I suspect the new Atari will try to cherry pick AAA game companies who don't want to risk investing in a 3 way war.

That being said Atari has responded to developer inquires so far. We'll see.

Reply Score: 1

Musically Login
by snapchat321 on Thu 22nd Jun 2017 12:54 UTC
snapchat321
Member since:
2017-06-02

And the best thing which is given here is given here about Musically Login https://musicallylogin.co

Edited 2017-06-22 12:55 UTC

Reply Score: 1

Comment by JimB
by JimB on Thu 22nd Jun 2017 13:31 UTC
JimB
Member since:
2006-12-29

What year is this?

Reply Score: 1

The niche
by fretinator on Thu 22nd Jun 2017 14:41 UTC
fretinator
Member since:
2005-07-06

The maker computer is the market I would like to see this device target. I really like the pocket C.H.I.P ( https://getchip.com/ ), and think there is a lot of general buzz in the SBC arena - RPI, ASUS TinkerBoard, etc. I have multiple devices and I love putting them with small LCD's and making mini desktops and laptops. This could be a good time for a mini Atari computer with classic games, easy programming and simple expandability.

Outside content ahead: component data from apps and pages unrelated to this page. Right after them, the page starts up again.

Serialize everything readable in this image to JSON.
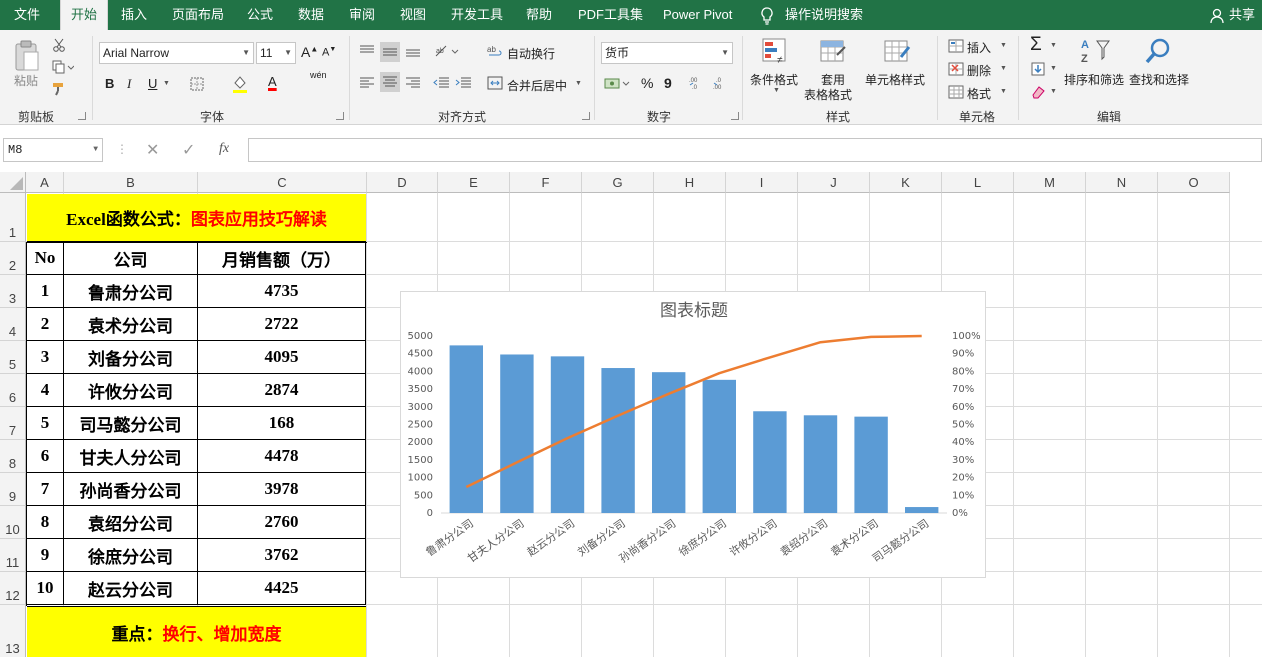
{
  "menu": {
    "tabs": [
      "文件",
      "开始",
      "插入",
      "页面布局",
      "公式",
      "数据",
      "审阅",
      "视图",
      "开发工具",
      "帮助",
      "PDF工具集",
      "Power Pivot"
    ],
    "active_tab": "开始",
    "tell_me": "操作说明搜索",
    "share": "共享"
  },
  "ribbon": {
    "clipboard": {
      "paste": "粘贴",
      "label": "剪贴板"
    },
    "font": {
      "name": "Arial Narrow",
      "size": "11",
      "grow": "A",
      "shrink": "A",
      "bold": "B",
      "italic": "I",
      "underline": "U",
      "color_letter": "A",
      "wen": "wén",
      "label": "字体"
    },
    "alignment": {
      "wrap": "自动换行",
      "merge": "合并后居中",
      "label": "对齐方式"
    },
    "number": {
      "format": "货币",
      "percent": "%",
      "comma": "9",
      "label": "数字"
    },
    "styles": {
      "conditional": "条件格式",
      "table1": "套用",
      "table2": "表格格式",
      "cell_styles": "单元格样式",
      "label": "样式"
    },
    "cells": {
      "insert": "插入",
      "delete": "删除",
      "format": "格式",
      "label": "单元格"
    },
    "editing": {
      "sort": "排序和筛选",
      "find": "查找和选择",
      "label": "编辑"
    }
  },
  "formula_bar": {
    "name_box": "M8",
    "fx": "fx",
    "value": ""
  },
  "columns": [
    "A",
    "B",
    "C",
    "D",
    "E",
    "F",
    "G",
    "H",
    "I",
    "J",
    "K",
    "L",
    "M",
    "N",
    "O"
  ],
  "rows": [
    "1",
    "2",
    "3",
    "4",
    "5",
    "6",
    "7",
    "8",
    "9",
    "10",
    "11",
    "12",
    "13"
  ],
  "sheet": {
    "title_black": "Excel函数公式：",
    "title_red": "图表应用技巧解读",
    "headers": [
      "No",
      "公司",
      "月销售额（万）"
    ],
    "data": [
      {
        "no": "1",
        "company": "鲁肃分公司",
        "sales": "4735"
      },
      {
        "no": "2",
        "company": "袁术分公司",
        "sales": "2722"
      },
      {
        "no": "3",
        "company": "刘备分公司",
        "sales": "4095"
      },
      {
        "no": "4",
        "company": "许攸分公司",
        "sales": "2874"
      },
      {
        "no": "5",
        "company": "司马懿分公司",
        "sales": "168"
      },
      {
        "no": "6",
        "company": "甘夫人分公司",
        "sales": "4478"
      },
      {
        "no": "7",
        "company": "孙尚香分公司",
        "sales": "3978"
      },
      {
        "no": "8",
        "company": "袁绍分公司",
        "sales": "2760"
      },
      {
        "no": "9",
        "company": "徐庶分公司",
        "sales": "3762"
      },
      {
        "no": "10",
        "company": "赵云分公司",
        "sales": "4425"
      }
    ],
    "footer_black": "重点：",
    "footer_red": "换行、增加宽度"
  },
  "colors": {
    "excel_green": "#217346",
    "bar": "#5b9bd5",
    "line": "#ed7d31",
    "yellow": "#ffff00",
    "red": "#ff0000"
  },
  "chart_data": {
    "type": "bar",
    "title": "图表标题",
    "categories": [
      "鲁肃分公司",
      "甘夫人分公司",
      "赵云分公司",
      "刘备分公司",
      "孙尚香分公司",
      "徐庶分公司",
      "许攸分公司",
      "袁绍分公司",
      "袁术分公司",
      "司马懿分公司"
    ],
    "series": [
      {
        "type": "bar",
        "axis": "primary",
        "values": [
          4735,
          4478,
          4425,
          4095,
          3978,
          3762,
          2874,
          2760,
          2722,
          168
        ]
      },
      {
        "type": "line",
        "axis": "secondary",
        "values": [
          0.1469,
          0.2858,
          0.423,
          0.55,
          0.6734,
          0.7901,
          0.8792,
          0.9648,
          0.9948,
          1.0
        ]
      }
    ],
    "ylim": [
      0,
      5000
    ],
    "yticks": [
      "0",
      "500",
      "1000",
      "1500",
      "2000",
      "2500",
      "3000",
      "3500",
      "4000",
      "4500",
      "5000"
    ],
    "y2lim": [
      0,
      1
    ],
    "y2ticks": [
      "0%",
      "10%",
      "20%",
      "30%",
      "40%",
      "50%",
      "60%",
      "70%",
      "80%",
      "90%",
      "100%"
    ],
    "grid": false
  }
}
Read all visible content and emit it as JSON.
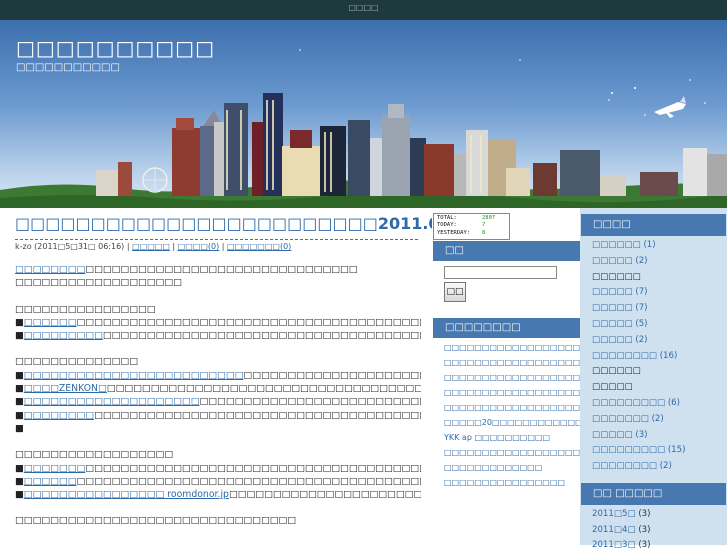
{
  "topbar": {
    "text": "□□□□"
  },
  "header": {
    "title": "□□□□□□□□□□",
    "description": "□□□□□□□□□□□"
  },
  "post": {
    "title": "□□□□□□□□□□□□□□□□□□□□□□□□2011.06.02□□",
    "meta_author_date": "k-zo (2011□5□31□ 06:16) |",
    "meta_category": "□□□□□",
    "meta_comments": "□□□□(0)",
    "meta_trackbacks": "□□□□□□□(0)",
    "lines": [
      {
        "link": "□□□□□□□□",
        "text": "□□□□□□□□□□□□□□□□□□□□□□□□□□□□□□□"
      },
      {
        "text": "□□□□□□□□□□□□□□□□□□□"
      },
      {
        "text": ""
      },
      {
        "text": "□□□□□□□□□□□□□□□□"
      },
      {
        "bullet": "■",
        "link": "□□□□□□",
        "text": "□□□□□□□□□□□□□□□□□□□□□□□□□□□□□□□□□□□□□□□□□□□□□□"
      },
      {
        "bullet": "■",
        "link": "□□□□□□□□□",
        "text": "□□□□□□□□□□□□□□□□□□□□□□□□□□□□□□□□□□□□□□□□"
      },
      {
        "text": ""
      },
      {
        "text": "□□□□□□□□□□□□□□"
      },
      {
        "bullet": "■",
        "link": "□□□□□□□□□□□□□□□□□□□□□□□□□",
        "text": "□□□□□□□□□□□□□□□□□□□□□□□□□□□□□□□□□□□□□□□□□□□□□□□□□□□□□□□□□□□□□□□□□□□□□□□□□□□□□□□",
        "wrap": true
      },
      {
        "bullet": "■",
        "link": "□□□□ZENKON□",
        "text": "□□□□□□□□□□□□□□□□□□□□□□□□□□□□□□□□□□□□□□□□□□□□□□□□□□□□□□□□□□□□□□□□□□□□□□□□□□",
        "wrap": true
      },
      {
        "bullet": "■",
        "link": "□□□□□□□□□□□□□□□□□□□□",
        "text": "□□□□□□□□□□□□□□□□□□□□□□□□□□□□□□□□□□□□□□□□□□□□□□□□"
      },
      {
        "bullet": "■",
        "link": "□□□□□□□□",
        "text": "□□□□□□□□□□□□□□□□□□□□□□□□□□□□□□□□□□□□□□□□□□□□□□□□□□□□□□□□□"
      },
      {
        "text": "■"
      },
      {
        "text": ""
      },
      {
        "text": "□□□□□□□□□□□□□□□□□□"
      },
      {
        "bullet": "■",
        "link": "□□□□□□□",
        "text": "□□□□□□□□□□□□□□□□□□□□□□□□□□□□□□□□□□□□□□□□□□□□□□"
      },
      {
        "bullet": "■",
        "link": "□□□□□□",
        "text": "□□□□□□□□□□□□□□□□□□□□□□□□□□□□□□□□□□□□□□□□□"
      },
      {
        "bullet": "■",
        "link": "□□□□□□□□□□□□□□□□ roomdonor.jp",
        "text": "□□□□□□□□□□□□□□□□□□□□□□□□□□□□□□□□□□□□□□"
      },
      {
        "text": ""
      },
      {
        "text": "□□□□□□□□□□□□□□□□□□□□□□□□□□□□□□□□"
      }
    ]
  },
  "counter": {
    "total_label": "TOTAL:",
    "total_value": "2807",
    "today_label": "TODAY:",
    "today_value": "7",
    "yesterday_label": "YESTERDAY:",
    "yesterday_value": "8"
  },
  "search": {
    "heading": "□□",
    "button": "□□",
    "value": ""
  },
  "recent": {
    "heading": "□□□□□□□□",
    "items": [
      "□□□□□□□□□□□□□□□□□□□□□□□□2011.06.02□□",
      "□□□□□□□□□□□□□□□□□□□□2011.06.02□□",
      "□□□□□□□□□□□□□□□□□□",
      "□□□□□□□□□□□□□□□□□□□□□□□□2011.04.22□□",
      "□□□□□□□□□□□□□□□□□□□□□□□□□2011.05.26□□",
      "□□□□□20□□□□□□□□□□□□□□",
      "YKK ap □□□□□□□□□□",
      "□□□□□□□□□□□□□□□□□□□□□□",
      "□□□□□□□□□□□□□",
      "□□□□□□□□□□□□□□□□"
    ]
  },
  "categories": {
    "heading": "□□□□",
    "items": [
      {
        "label": "□□□□□□",
        "count": "(1)",
        "linked": true
      },
      {
        "label": "□□□□□",
        "count": "(2)",
        "linked": true
      },
      {
        "label": "□□□□□□",
        "count": "",
        "linked": false
      },
      {
        "label": "□□□□□",
        "count": "(7)",
        "linked": true
      },
      {
        "label": "□□□□□",
        "count": "(7)",
        "linked": true
      },
      {
        "label": "□□□□□",
        "count": "(5)",
        "linked": true
      },
      {
        "label": "□□□□□",
        "count": "(2)",
        "linked": true
      },
      {
        "label": "□□□□□□□□",
        "count": "(16)",
        "linked": true
      },
      {
        "label": "□□□□□□",
        "count": "",
        "linked": false
      },
      {
        "label": "□□□□□",
        "count": "",
        "linked": false
      },
      {
        "label": "□□□□□□□□□",
        "count": "(6)",
        "linked": true
      },
      {
        "label": "□□□□□□□",
        "count": "(2)",
        "linked": true
      },
      {
        "label": "□□□□□",
        "count": "(3)",
        "linked": true
      },
      {
        "label": "□□□□□□□□□",
        "count": "(15)",
        "linked": true
      },
      {
        "label": "□□□□□□□□",
        "count": "(2)",
        "linked": true
      }
    ]
  },
  "archives": {
    "heading": "□□ □□□□□",
    "items": [
      {
        "label": "2011□5□",
        "count": "(3)"
      },
      {
        "label": "2011□4□",
        "count": "(3)"
      },
      {
        "label": "2011□3□",
        "count": "(3)"
      }
    ]
  },
  "colors": {
    "link": "#2e69a8",
    "sidebar_head": "#4878b0",
    "sidebar_bg": "#cfe1ef"
  }
}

Or they could just release another "it plays classic Atari games" and sell it for $19.99 at COSTCO.

Reply Score: 2